In 2015, more than 35 million Americans aged 25 and older had completed some college but had not completed a degree. A recent report by the Institute for Higher Education Policy (IHEP), examines how two degree-reclamation initiatives, Project Win-Win and Credit When It’s Due, can be scaled up to the national level.
Title: Labor Market Returns for Graduates of Hispanic-Serving Institutions Author: Toby J. Park, Stella M. Flores & Christopher J. Ryan Jr. Source: Florida State University News This journal article highlights how earnings of graduates of Hispanic-Serving Institutions (HSIs) compare to those from non-HSIs. The authors examined data for three cohorts who graduated from public high schools… Read more »
Developing an appropriate accountability system for broadening participation is crucial to achieving a STEM workforce that reflects the diversity of the American population. Colleges and universities, on the front line of STEM research and education, must lead the way.
Before colleges can constructively evaluate and improve their pricing and financial aid policies, they should have a solid understanding of what should go into determining how realistic it is for students and families in different circumstances to pay for the education offered, writes the Urban Institute’s Sandy Baum.
According to a new report released by NACUBO, private colleges and universities are discounting their tuition revenue at the highest rates to date. By offering grants, scholarships and fellowships, the institutions that participated in the 2016 NACUBO Tuition Discounting Study averaged an estimated 49.1 percent institutional tuition discount rate for first-time, full-time students in 2016-17—the highest in the history of the survey.
The National Science Foundation today launched its virtual showcase event, 2017 NSF STEM for All Video Showcase: Research & Design for Impact. For the next week, the site will showcase work funded by NSF and other federal agencies with the aim of improving teaching and learning of STEM fields.
Authors of a recently released policy brief by The Hamilton Project argue that institutional accountability in the federal student loan program has weakened. As a solution, the authors propose the use of risk-sharing based on cohort repayment rate to increase institutional accountability.
Elizabeth Holcombe and Adrianna Kezar of the University of Southern California look at the possibilities of shared leadership for the higher education sector, which they say will ultimately allow campuses to become more nimble in a complex, constantly changing environment.
The Institute for College Access & Success (TICAS) recently released an issue brief analyzing the net price of college as a share of a student’s family income. According to the brief’s findings there are great inequities in the affordability of public colleges within and across states.
A recent blog post from Young Invincibles examines equity gaps between white, African American and Latino students. Data shows that over the past 10 years, educational attainment gaps between white and African American students widened in 38 of the 45 states, and the gap between white and Latino students widened in 39 states and DC.

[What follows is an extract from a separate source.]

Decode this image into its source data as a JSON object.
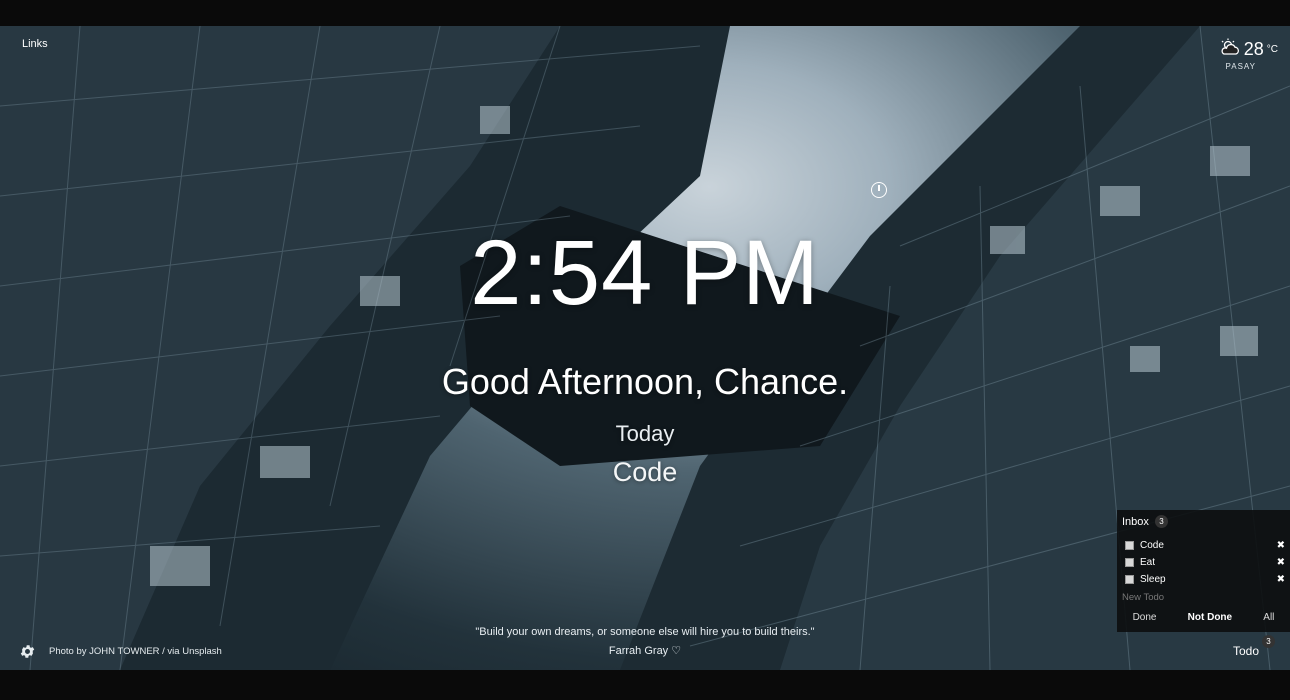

Higher Ed, Not Debt—a multi-organizational project of the Center for American Progress—is asking colleges and universities to respond to a survey for a dataset that will showcase the breadth and type of actions institutions are taking to support their undocumented students.